Is What The Social Security Representative Told Me Correct?

Feb 16 2018 - 7:34am

I am a widow, age almost 62. My retirement benefits will be smaller than my late husband’s. I thought that if I take my retirement benefits before my full retirement age (a reduced amount), and then apply for survivors benefits when I reach 66, that I would then receive my late husband’s full retirement amount.
But an SS representative told me that there is a new rule. Now, if I start taking my retirement benefits early and then apply for survivors benefits when I turn 66, I will NOT receive my late husband’s full amount. Instead, it will be calculated like this:
[(My late husband’s full retirement benefit amount) MINUS (my full retirement benefit amount)]
PLUS [the same reduced amount of my retirement benefits that I had already been receiving].
Can you please confirm if I am understanding this correctly? I can’t find anything on the SS website or anywhere else on the internet about this “new rule”, which the SS representative described as "a penalty or reduction".
Many thanks.


There is no such 'new rule'. Filing for reduced benefits on your own record prior to your full retirement age (FRA) would not cause your subsequent widow's rate to also be reduced. As long as your husband did not receive reduced retirement benefits prior to his death, you will receive his full retirement age rate (PIA) if you wait until your FRA to start drawing widow's benefits even if you previously receive reduced retirement benefits on your own record. What you would actually be paid in that event is your reduced retirement benefit plus the difference between your reduced rate and your husband's full rate.
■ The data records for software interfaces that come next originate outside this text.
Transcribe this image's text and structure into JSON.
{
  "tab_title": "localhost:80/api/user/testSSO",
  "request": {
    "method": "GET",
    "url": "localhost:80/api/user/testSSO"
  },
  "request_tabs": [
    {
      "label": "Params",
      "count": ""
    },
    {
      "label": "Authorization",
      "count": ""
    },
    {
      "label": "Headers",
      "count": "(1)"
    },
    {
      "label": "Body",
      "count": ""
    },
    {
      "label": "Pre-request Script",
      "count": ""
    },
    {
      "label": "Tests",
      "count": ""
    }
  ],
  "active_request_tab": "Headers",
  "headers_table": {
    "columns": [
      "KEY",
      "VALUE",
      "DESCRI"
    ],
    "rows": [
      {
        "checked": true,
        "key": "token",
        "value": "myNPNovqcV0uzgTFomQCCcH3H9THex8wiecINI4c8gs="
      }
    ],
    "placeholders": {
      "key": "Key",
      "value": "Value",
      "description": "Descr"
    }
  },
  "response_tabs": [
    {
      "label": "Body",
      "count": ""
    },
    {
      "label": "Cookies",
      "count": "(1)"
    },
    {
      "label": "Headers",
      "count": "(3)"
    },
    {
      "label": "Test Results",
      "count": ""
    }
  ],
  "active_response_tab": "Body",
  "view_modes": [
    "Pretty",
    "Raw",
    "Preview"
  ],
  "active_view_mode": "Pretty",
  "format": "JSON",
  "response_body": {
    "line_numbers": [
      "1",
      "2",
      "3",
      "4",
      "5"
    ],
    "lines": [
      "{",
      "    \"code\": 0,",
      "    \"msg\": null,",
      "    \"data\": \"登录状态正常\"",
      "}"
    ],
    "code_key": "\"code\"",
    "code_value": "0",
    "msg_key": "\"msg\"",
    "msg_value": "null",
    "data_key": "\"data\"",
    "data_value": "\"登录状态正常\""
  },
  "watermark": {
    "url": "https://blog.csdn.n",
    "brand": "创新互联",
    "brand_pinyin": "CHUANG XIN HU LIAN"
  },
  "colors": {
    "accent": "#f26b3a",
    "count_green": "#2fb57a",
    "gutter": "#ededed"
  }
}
In other words, your combined rate would be equal to your husband's full rate.

You may want to consider using our maximization software in order to determine your optimal strategy for claiming benefits.

Best, Jerry